Today, the most senior judge in the country took two minutes to obliterate the Government’s case for bullying parliament out of its constitutional right to trigger Article 50 and take the UK out of the EU.
Last night the man who has since the referendum stood between us and self-inflicted economic ruination, Mark Carney, the Governor of the Bank of England (BOE), resigned.
It’s that time again, and like last year and the year before those who have a vested interest in getting bums on seats in lecture theatres – because universities are businesses – are out there telling lies to the latest group of bright young students.
Since becoming Prime Minister, Theresa May has been sounding like some kind of Buddhist holy woman chanting the mantra ‘Brexit is Brexit’ whenever she’s challenged on the ‘ifs & whens’ of Britain’s actual departure from the European Union.
Throughout his political career, first as leader of the opposition, then as Prime Minister under coalition conditions, David Cameron did the best for his country, often at personal and political cost to himself, and for me that elevates him way beyond being merely a successful politician, and into the realm of true statesman.

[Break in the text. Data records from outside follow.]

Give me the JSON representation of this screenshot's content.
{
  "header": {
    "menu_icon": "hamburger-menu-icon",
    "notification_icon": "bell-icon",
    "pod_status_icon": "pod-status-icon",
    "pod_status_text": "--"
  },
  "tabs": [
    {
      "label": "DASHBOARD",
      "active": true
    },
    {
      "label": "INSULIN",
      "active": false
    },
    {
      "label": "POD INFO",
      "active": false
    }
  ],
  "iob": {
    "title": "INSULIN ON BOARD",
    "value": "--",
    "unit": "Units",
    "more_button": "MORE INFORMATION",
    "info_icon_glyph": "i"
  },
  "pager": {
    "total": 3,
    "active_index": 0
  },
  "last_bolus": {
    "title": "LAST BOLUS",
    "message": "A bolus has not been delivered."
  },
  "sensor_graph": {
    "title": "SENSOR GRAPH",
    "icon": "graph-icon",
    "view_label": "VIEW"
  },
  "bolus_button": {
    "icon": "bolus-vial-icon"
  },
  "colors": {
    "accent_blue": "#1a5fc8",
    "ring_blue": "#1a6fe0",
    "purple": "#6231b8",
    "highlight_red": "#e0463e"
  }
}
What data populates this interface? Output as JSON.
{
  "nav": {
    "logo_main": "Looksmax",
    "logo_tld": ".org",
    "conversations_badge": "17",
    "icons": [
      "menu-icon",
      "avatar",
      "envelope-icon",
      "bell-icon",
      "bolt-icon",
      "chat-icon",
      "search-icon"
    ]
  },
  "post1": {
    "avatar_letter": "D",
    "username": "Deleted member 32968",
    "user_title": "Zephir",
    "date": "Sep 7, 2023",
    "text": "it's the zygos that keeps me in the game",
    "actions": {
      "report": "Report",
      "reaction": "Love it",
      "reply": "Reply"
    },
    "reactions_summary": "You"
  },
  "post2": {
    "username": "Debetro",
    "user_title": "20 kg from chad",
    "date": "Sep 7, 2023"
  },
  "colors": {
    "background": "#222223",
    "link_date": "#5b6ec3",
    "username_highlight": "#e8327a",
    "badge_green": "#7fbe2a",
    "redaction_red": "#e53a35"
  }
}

The past four months have, at times, been quite unpleasant; the last 60 days gruelling and sometimes vitriolic, and this last six days have been immensely sad.
The debate on the future of the UK’s relationship with Europe took a step forward today and British business should be pleased with its progress – but there’s more haggling to do.
Over the next few months the battle over EU membership will intensify, but the first few skirmishes have taken place with social media being a prominent battle field.
You might be forgiven for thinking I’d be over the moon with the 14 years dished out to trader, Tom Hayes, yesterday, and the prospect that those who helped him are soon to be prosecuted.